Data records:
-- Opening Marker --

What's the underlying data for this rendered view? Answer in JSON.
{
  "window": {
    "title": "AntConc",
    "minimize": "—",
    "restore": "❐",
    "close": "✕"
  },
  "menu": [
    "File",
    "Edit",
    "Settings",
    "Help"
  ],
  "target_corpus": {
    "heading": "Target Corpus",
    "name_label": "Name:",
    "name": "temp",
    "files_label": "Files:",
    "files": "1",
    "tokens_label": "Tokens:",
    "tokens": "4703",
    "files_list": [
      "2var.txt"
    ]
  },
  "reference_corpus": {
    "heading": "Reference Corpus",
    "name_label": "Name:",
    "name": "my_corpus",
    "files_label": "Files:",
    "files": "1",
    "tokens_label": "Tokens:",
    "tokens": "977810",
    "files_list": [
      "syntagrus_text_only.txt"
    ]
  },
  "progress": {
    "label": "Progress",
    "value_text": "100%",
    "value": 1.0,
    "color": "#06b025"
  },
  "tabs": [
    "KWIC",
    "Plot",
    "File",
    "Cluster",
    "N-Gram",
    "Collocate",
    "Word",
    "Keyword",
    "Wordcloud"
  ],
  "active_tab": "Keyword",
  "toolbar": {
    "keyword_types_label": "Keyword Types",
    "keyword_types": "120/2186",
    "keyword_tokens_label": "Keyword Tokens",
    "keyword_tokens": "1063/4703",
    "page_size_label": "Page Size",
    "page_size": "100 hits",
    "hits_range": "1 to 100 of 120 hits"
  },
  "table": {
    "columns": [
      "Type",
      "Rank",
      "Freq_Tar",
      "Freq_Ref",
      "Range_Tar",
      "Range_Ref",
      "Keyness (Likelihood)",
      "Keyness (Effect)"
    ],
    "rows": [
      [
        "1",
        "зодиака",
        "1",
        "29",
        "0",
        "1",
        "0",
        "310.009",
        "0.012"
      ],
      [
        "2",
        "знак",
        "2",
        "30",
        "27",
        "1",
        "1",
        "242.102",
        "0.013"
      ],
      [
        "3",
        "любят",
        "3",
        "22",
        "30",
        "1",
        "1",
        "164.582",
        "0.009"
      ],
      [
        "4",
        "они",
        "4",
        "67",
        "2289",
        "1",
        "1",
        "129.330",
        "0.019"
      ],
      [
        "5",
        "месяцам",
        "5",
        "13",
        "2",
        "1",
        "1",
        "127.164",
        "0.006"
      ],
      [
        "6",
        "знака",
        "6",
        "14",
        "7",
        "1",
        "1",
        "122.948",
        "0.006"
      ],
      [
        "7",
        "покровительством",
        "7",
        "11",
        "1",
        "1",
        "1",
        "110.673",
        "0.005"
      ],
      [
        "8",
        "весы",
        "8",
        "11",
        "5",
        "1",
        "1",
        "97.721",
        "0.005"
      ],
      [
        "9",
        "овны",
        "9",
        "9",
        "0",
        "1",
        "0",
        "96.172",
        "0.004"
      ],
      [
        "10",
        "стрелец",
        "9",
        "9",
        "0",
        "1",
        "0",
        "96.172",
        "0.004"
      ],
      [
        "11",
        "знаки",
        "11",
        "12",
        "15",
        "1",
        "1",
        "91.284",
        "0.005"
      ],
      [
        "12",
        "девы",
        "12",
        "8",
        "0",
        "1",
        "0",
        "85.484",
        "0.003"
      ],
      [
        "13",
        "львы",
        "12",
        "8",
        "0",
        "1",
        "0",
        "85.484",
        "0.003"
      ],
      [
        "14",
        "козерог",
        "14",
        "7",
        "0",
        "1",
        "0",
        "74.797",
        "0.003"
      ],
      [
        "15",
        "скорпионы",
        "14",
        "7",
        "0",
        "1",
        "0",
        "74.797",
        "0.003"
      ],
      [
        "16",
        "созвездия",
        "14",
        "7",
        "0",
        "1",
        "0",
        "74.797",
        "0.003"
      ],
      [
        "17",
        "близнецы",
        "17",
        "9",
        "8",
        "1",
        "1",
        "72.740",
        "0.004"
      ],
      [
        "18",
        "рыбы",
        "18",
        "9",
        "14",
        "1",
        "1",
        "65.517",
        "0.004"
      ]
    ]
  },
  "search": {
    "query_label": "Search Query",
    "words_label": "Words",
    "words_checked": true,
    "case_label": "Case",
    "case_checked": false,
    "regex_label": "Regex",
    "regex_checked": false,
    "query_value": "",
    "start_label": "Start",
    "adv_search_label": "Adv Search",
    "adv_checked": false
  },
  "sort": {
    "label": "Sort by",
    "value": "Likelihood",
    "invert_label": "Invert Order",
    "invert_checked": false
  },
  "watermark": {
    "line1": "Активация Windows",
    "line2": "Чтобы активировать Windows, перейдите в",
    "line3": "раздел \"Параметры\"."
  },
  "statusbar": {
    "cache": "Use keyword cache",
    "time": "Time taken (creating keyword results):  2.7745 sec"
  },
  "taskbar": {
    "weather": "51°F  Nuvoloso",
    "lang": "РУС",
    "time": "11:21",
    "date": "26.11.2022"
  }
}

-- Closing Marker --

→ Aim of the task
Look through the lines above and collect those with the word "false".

→ Answer box
    "case_checked": false,
    "regex_checked": false,
    "adv_checked": false
    "invert_checked": false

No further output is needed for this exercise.